- _DATA EXTRACTS_:
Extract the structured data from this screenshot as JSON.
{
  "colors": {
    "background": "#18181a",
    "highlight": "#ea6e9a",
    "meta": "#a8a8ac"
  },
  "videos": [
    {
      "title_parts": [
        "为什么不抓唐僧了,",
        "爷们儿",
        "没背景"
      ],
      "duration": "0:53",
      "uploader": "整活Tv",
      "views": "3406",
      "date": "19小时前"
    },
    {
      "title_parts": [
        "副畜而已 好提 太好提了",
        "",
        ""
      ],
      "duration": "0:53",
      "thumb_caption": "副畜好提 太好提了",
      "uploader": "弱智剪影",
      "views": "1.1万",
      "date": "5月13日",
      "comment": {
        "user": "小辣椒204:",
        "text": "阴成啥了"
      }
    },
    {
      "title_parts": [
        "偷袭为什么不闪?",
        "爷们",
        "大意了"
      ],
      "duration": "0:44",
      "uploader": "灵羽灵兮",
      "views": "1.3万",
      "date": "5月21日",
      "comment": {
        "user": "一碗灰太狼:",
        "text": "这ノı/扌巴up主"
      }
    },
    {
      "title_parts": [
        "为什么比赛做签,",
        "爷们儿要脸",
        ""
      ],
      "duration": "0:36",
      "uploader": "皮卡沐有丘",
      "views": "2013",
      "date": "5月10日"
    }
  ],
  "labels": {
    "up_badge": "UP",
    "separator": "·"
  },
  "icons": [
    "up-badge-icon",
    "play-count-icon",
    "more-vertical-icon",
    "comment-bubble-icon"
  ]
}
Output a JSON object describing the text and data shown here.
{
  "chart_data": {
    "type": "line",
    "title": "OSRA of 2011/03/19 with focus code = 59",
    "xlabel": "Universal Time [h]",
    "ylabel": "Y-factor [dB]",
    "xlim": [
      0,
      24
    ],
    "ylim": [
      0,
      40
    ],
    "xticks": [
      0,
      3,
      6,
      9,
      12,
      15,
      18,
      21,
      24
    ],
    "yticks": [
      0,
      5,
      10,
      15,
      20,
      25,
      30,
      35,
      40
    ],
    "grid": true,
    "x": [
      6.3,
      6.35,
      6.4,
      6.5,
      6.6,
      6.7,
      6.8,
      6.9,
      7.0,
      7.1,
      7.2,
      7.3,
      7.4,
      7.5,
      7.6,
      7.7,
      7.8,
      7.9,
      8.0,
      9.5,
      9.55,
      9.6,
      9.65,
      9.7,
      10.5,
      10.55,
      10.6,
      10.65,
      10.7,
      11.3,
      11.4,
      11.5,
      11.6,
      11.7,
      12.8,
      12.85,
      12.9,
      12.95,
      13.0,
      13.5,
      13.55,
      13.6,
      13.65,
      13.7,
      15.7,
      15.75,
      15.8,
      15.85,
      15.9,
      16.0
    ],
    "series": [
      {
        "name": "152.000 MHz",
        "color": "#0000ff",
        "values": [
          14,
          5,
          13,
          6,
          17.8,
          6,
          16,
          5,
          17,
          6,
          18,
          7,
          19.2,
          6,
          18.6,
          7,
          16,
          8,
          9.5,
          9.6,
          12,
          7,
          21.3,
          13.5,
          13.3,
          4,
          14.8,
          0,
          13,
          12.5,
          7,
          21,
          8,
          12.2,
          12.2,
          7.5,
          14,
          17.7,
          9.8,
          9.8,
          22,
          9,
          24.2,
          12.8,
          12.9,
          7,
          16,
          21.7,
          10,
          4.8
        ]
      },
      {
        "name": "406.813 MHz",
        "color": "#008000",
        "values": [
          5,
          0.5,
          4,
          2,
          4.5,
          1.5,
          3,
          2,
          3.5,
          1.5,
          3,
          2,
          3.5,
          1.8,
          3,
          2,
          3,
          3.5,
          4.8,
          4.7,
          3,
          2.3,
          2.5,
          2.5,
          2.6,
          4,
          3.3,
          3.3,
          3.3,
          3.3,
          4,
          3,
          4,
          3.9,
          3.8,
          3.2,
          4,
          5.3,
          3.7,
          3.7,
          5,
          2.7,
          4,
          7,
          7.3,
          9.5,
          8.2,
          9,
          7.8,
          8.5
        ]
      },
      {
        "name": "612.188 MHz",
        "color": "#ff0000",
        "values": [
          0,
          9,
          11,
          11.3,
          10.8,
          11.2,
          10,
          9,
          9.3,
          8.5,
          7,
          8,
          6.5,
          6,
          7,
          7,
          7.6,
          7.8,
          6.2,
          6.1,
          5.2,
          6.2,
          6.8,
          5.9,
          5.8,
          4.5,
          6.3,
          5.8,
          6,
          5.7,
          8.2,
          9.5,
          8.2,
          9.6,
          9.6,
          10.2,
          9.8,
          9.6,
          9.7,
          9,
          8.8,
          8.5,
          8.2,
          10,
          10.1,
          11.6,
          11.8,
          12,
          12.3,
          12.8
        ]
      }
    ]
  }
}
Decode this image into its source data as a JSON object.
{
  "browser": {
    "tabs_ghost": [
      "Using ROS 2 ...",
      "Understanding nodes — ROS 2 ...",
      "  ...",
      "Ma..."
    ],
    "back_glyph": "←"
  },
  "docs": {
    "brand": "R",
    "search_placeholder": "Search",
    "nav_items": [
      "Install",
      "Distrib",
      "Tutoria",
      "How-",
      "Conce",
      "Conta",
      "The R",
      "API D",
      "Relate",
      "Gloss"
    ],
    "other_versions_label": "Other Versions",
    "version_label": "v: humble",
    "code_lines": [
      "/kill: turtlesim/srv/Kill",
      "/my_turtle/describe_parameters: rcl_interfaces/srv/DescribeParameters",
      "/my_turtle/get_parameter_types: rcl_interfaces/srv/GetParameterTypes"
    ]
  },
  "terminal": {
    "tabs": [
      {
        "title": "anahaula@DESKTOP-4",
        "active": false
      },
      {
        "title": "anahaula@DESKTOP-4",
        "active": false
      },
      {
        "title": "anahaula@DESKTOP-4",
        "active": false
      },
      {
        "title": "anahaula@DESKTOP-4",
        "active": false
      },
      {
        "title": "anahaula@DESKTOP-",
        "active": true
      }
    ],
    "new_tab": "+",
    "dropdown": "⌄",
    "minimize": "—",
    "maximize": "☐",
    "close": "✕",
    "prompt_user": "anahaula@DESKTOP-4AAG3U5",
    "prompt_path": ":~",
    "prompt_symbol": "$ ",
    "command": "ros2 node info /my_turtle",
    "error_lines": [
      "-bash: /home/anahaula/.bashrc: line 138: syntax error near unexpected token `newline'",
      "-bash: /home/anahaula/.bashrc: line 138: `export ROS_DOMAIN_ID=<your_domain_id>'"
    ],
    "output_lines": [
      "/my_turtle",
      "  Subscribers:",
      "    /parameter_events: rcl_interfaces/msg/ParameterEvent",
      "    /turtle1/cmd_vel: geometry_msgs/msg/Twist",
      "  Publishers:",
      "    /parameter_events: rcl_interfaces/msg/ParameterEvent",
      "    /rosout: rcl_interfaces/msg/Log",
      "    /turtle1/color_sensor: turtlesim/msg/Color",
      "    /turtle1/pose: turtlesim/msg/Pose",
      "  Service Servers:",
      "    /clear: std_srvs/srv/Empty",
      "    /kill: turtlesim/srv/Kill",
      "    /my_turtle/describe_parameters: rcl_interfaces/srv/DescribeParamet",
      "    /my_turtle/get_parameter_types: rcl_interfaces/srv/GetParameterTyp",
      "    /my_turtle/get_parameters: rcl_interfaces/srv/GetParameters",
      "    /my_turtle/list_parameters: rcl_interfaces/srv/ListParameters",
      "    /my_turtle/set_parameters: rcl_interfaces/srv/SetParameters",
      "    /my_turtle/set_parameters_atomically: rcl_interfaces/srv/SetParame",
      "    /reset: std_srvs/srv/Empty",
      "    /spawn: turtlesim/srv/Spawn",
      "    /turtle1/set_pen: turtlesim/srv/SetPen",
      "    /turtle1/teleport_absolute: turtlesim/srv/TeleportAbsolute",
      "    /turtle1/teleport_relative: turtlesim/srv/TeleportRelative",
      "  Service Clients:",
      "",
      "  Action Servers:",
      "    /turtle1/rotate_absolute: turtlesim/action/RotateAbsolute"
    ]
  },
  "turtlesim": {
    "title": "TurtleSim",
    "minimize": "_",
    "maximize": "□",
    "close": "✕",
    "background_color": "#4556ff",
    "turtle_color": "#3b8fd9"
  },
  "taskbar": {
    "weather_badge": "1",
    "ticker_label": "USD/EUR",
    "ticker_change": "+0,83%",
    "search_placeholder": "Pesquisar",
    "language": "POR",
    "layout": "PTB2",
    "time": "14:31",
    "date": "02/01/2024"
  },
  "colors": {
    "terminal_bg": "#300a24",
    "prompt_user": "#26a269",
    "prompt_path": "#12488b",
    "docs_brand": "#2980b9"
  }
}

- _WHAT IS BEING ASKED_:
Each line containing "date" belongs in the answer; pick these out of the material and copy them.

- _ANSWER TO THE EXERCISE_:
      "date": "19小时前"
      "date": "5月13日",
      "date": "5月21日",
      "date": "5月10日"
    "date": "02/01/2024"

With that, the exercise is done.